Risk Transfer Guidance for Agribusiness

Risk Transfer Guidance for Agribusiness

Agricultural business owners may feel they have risk under control, but even seasoned ranchers and farmers can miss an important aspect of risk mitigation. This involves protecting your business from potential liability for the mistakes made by third parties who supply services or products, such as subcontractors, suppliers or farm labor workers.

The concept of risk transfer refers to precautions you can take to help hold third parties financially responsible should their materials, products or services cause or contribute to a liability claim. The transfer of risk can be accomplished through contractual arrangements that include requiring third parties to have insurance coverage sufficient to protect your interests. When implementing a risk transfer program, you should work with your insurance agent as well as an attorney experienced in contract law in your state.
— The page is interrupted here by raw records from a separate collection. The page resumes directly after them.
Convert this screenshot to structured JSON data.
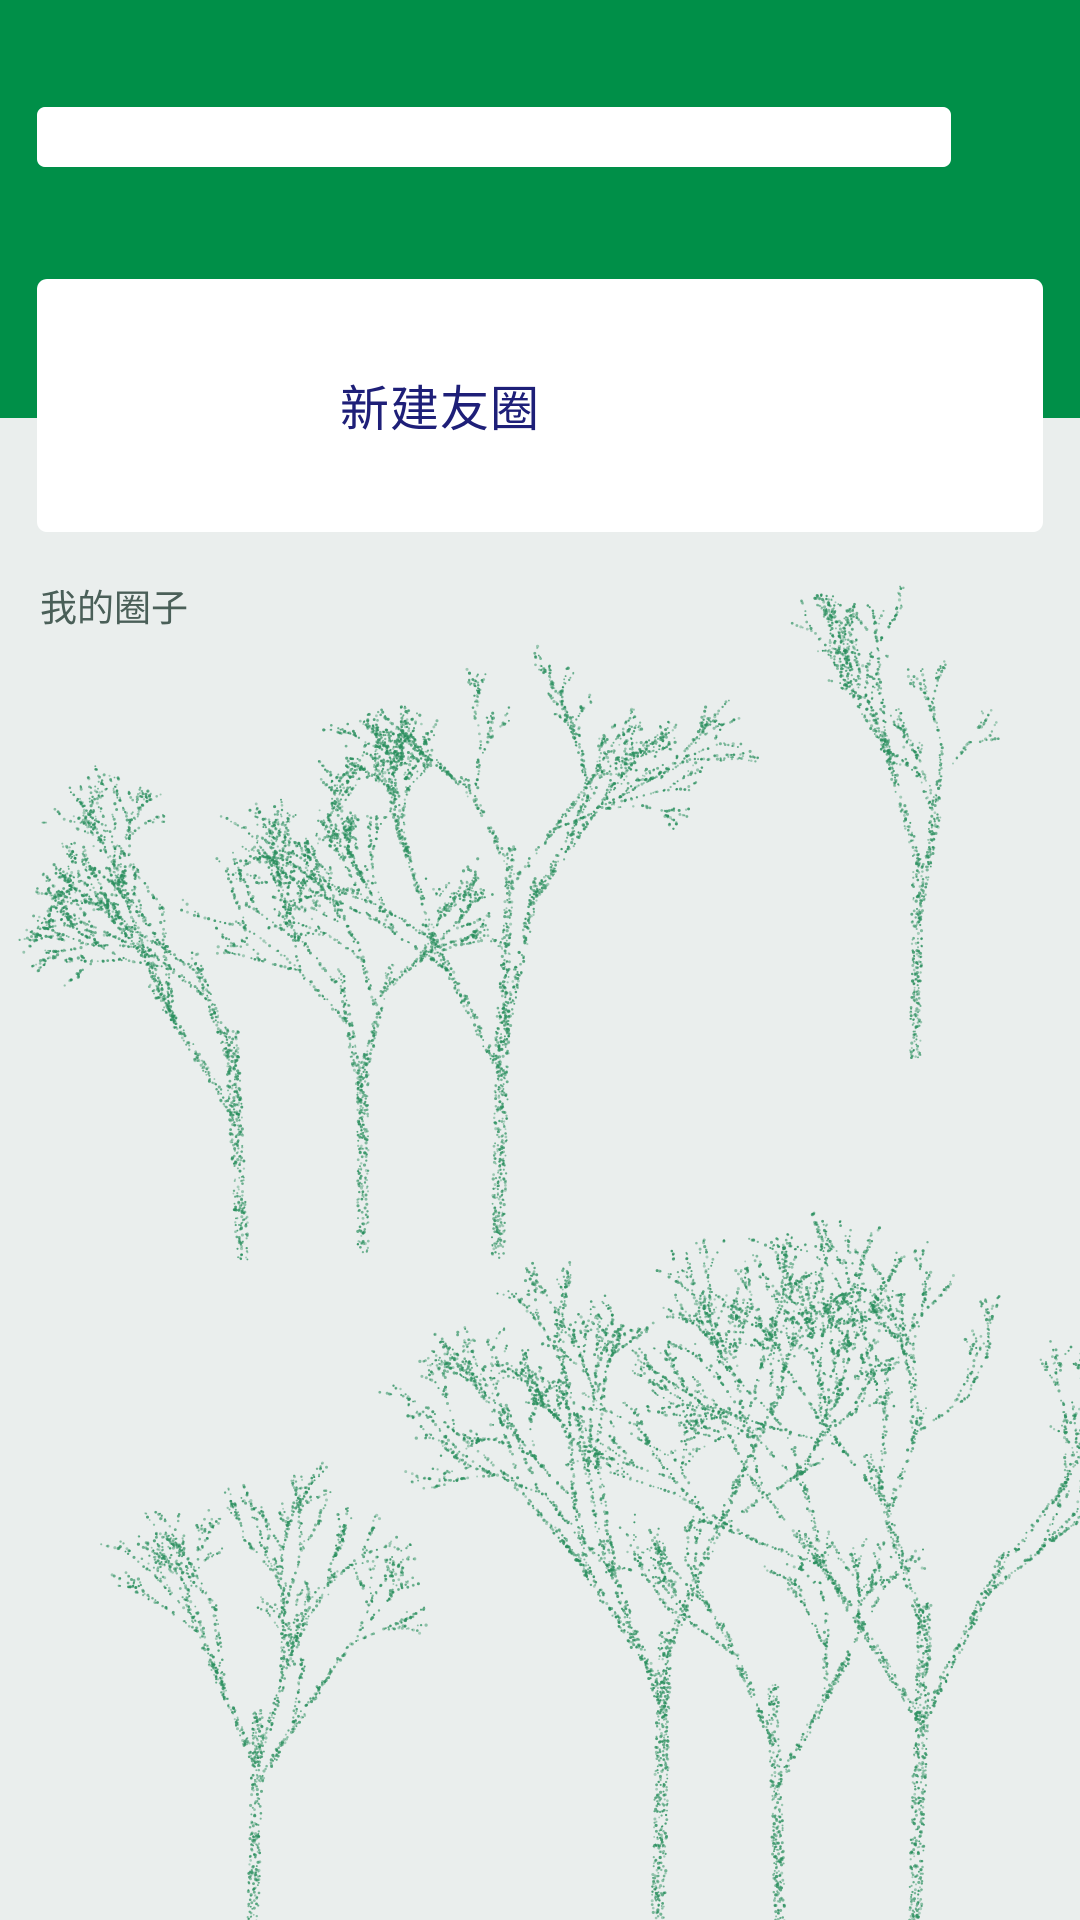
{
  "colors": {
    "header_green": "#008f48",
    "page_background": "#eaeeed",
    "new_circle_text": "#1e1f78",
    "section_title_text": "#4a5f58",
    "tree_dots": "#2a8f5e"
  },
  "search": {
    "value": "",
    "placeholder": ""
  },
  "new_circle": {
    "label": "新建友圈"
  },
  "my_circles": {
    "title": "我的圈子"
  },
  "background": {
    "icon": "tree-forest-illustration"
  }
}
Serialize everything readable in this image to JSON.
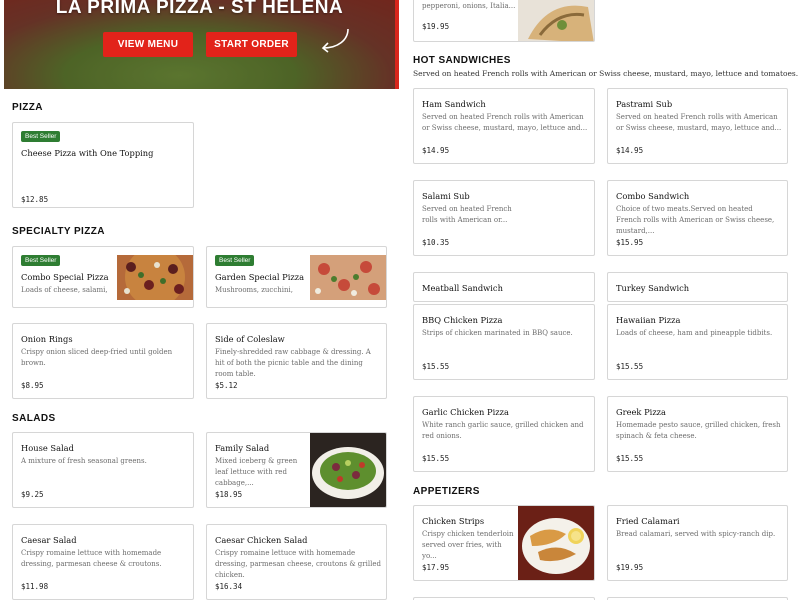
{
  "hero": {
    "title": "LA PRIMA PIZZA - ST HELENA",
    "view_menu_label": "VIEW MENU",
    "start_order_label": "START ORDER"
  },
  "top_right_card": {
    "desc": "pepperoni, onions, Italia...",
    "price": "$19.95"
  },
  "hot_sandwiches": {
    "title": "HOT SANDWICHES",
    "desc": "Served on heated French rolls with American or Swiss cheese, mustard, mayo, lettuce and tomatoes.",
    "items": [
      {
        "name": "Ham Sandwich",
        "desc": "Served on heated French rolls with American or Swiss cheese, mustard, mayo, lettuce and...",
        "price": "$14.95"
      },
      {
        "name": "Pastrami Sub",
        "desc": "Served on heated French rolls with American or Swiss cheese, mustard, mayo, lettuce and...",
        "price": "$14.95"
      },
      {
        "name": "Salami Sub",
        "desc": "Served on heated French rolls with American or...",
        "price": "$10.35"
      },
      {
        "name": "Combo Sandwich",
        "desc": "Choice of two meats.Served on heated French rolls with American or Swiss cheese, mustard,...",
        "price": "$15.95"
      },
      {
        "name": "Meatball Sandwich",
        "desc": "",
        "price": ""
      },
      {
        "name": "Turkey Sandwich",
        "desc": "",
        "price": ""
      }
    ]
  },
  "pizza": {
    "title": "PIZZA",
    "items": [
      {
        "badge": "Best Seller",
        "name": "Cheese Pizza with One Topping",
        "price": "$12.85"
      }
    ]
  },
  "specialty_pizza": {
    "title": "SPECIALTY PIZZA",
    "items": [
      {
        "badge": "Best Seller",
        "name": "Combo Special Pizza",
        "desc": "Loads of cheese, salami,"
      },
      {
        "badge": "Best Seller",
        "name": "Garden Special Pizza",
        "desc": "Mushrooms, zucchini,"
      },
      {
        "name": "BBQ Chicken Pizza",
        "desc": "Strips of chicken marinated in BBQ sauce.",
        "price": "$15.55"
      },
      {
        "name": "Hawaiian Pizza",
        "desc": "Loads of cheese, ham and pineapple tidbits.",
        "price": "$15.55"
      },
      {
        "name": "Garlic Chicken Pizza",
        "desc": "White ranch garlic sauce, grilled chicken and red onions.",
        "price": "$15.55"
      },
      {
        "name": "Greek Pizza",
        "desc": "Homemade pesto sauce, grilled chicken, fresh spinach & feta cheese.",
        "price": "$15.55"
      }
    ]
  },
  "sides": {
    "items": [
      {
        "name": "Onion Rings",
        "desc": "Crispy onion sliced deep-fried until golden brown.",
        "price": "$8.95"
      },
      {
        "name": "Side of Coleslaw",
        "desc": "Finely-shredded raw cabbage & dressing. A hit of both the picnic table and the dining room table.",
        "price": "$5.12"
      }
    ]
  },
  "salads": {
    "title": "SALADS",
    "items": [
      {
        "name": "House Salad",
        "desc": "A mixture of fresh seasonal greens.",
        "price": "$9.25"
      },
      {
        "name": "Family Salad",
        "desc": "Mixed iceberg & green leaf lettuce with red cabbage,...",
        "price": "$18.95"
      },
      {
        "name": "Caesar Salad",
        "desc": "Crispy romaine lettuce with homemade dressing, parmesan cheese & croutons.",
        "price": "$11.98"
      },
      {
        "name": "Caesar Chicken Salad",
        "desc": "Crispy romaine lettuce with homemade dressing, parmesan cheese, croutons & grilled chicken.",
        "price": "$16.34"
      }
    ]
  },
  "appetizers": {
    "title": "APPETIZERS",
    "items": [
      {
        "name": "Chicken Strips",
        "desc": "Crispy chicken tenderloin served over fries, with yo...",
        "price": "$17.95"
      },
      {
        "name": "Fried Calamari",
        "desc": "Bread calamari, served with spicy-ranch dip.",
        "price": "$19.95"
      }
    ]
  },
  "colors": {
    "brand_red": "#e2231a",
    "badge_green": "#2e7d32"
  }
}
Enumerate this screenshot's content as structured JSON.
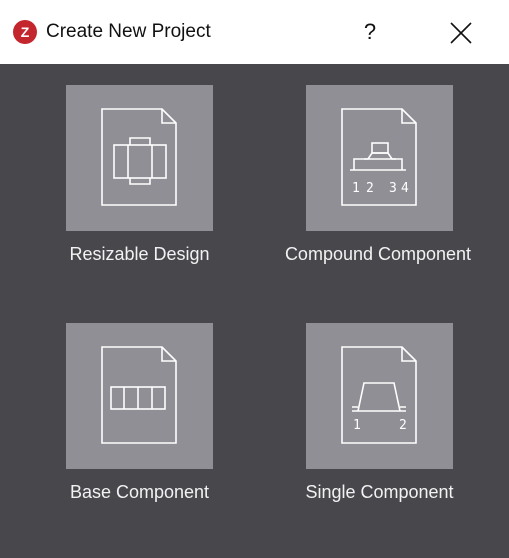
{
  "window": {
    "title": "Create New Project",
    "help_label": "?",
    "icons": {
      "logo": "app-logo-icon",
      "close": "close-icon"
    }
  },
  "options": [
    {
      "label": "Resizable Design",
      "icon": "resizable-design-icon"
    },
    {
      "label": "Compound Component",
      "icon": "compound-component-icon",
      "pin_labels": [
        "1",
        "2",
        "3",
        "4"
      ]
    },
    {
      "label": "Base Component",
      "icon": "base-component-icon"
    },
    {
      "label": "Single Component",
      "icon": "single-component-icon",
      "pin_labels": [
        "1",
        "2"
      ]
    }
  ],
  "colors": {
    "dialog_background": "#48474c",
    "tile_background": "#8f8f95",
    "logo_red": "#c4262e"
  }
}
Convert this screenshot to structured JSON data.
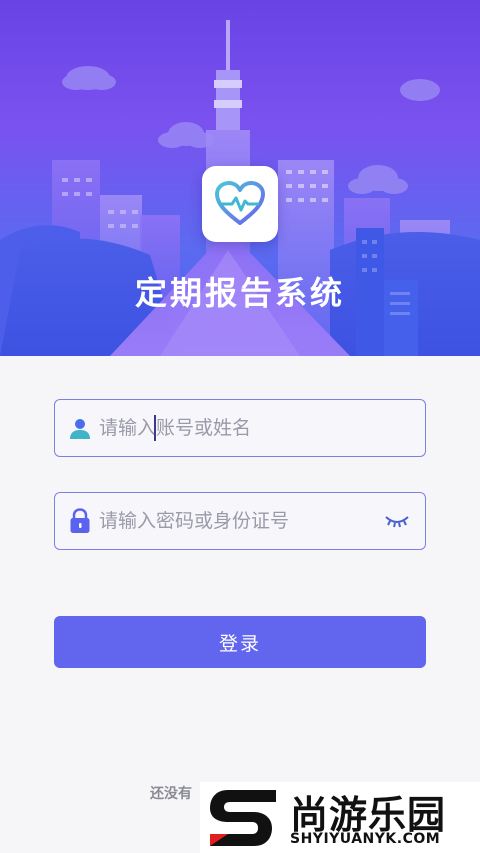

Following are a few typical farm-based scenarios that help illustrate how the mistakes of third parties could lead to claims against an agricultural business owner.

Farm Labor Contractors

It’s harvest time, and you contract with a farm labor contractor to provide you with seasonal workers to supplement your workforce. One of the workers, while operating your tractor, becomes distracted and drives into a ditch, damaging the tractor and injuring himself. Several months later you receive notice from the farm labor contractor’s workers compensation carrier stating that you are liable for the medical expenses resulting from the injuries the worker sustained while operating the tractor.

One risk transfer technique that may help reduce your liability in this situation is to ask the farm labor contractor to seek a “waiver of subrogation endorsement” on their workers compensation policy.

Service or Repair Contractor

In this scenario, you hire a welder to repair scaffolding in your hay barn. While working, the welder ignites barn timbers and the resulting fire damages the barn and your neighbor’s adjacent property. Without the appropriate risk transfer mechanisms in place, you may face liability for the damage to the adjacent property.

Some risk transfer techniques that may help reduce your liability in this situation may include a contract that requires the welder to defend and indemnify you against claims resulting from his or her work. Another would be a requirement that the welder name you as an additional insured on his or her general liability policy.


Agri-entertainment, also known as agritainment, is a growing segment of American agribusiness. Whether you’re hosting a wedding on your farm, a hunt on the opening day of pheasant season or an annual charitable pumpkin-carving contest, allowing others to use your property can expose you to liability unless you adequately protect yourself and your business.

A few risk transfer techniques that may help reduce your potential liability when hosting events on your property include a signed contract that includes a waiver of liability from the individuals or parties involved. Another is to put Additional Insured status on the insurance policy from those coordinating the event.

Read the original blog from Travelers Insurance here.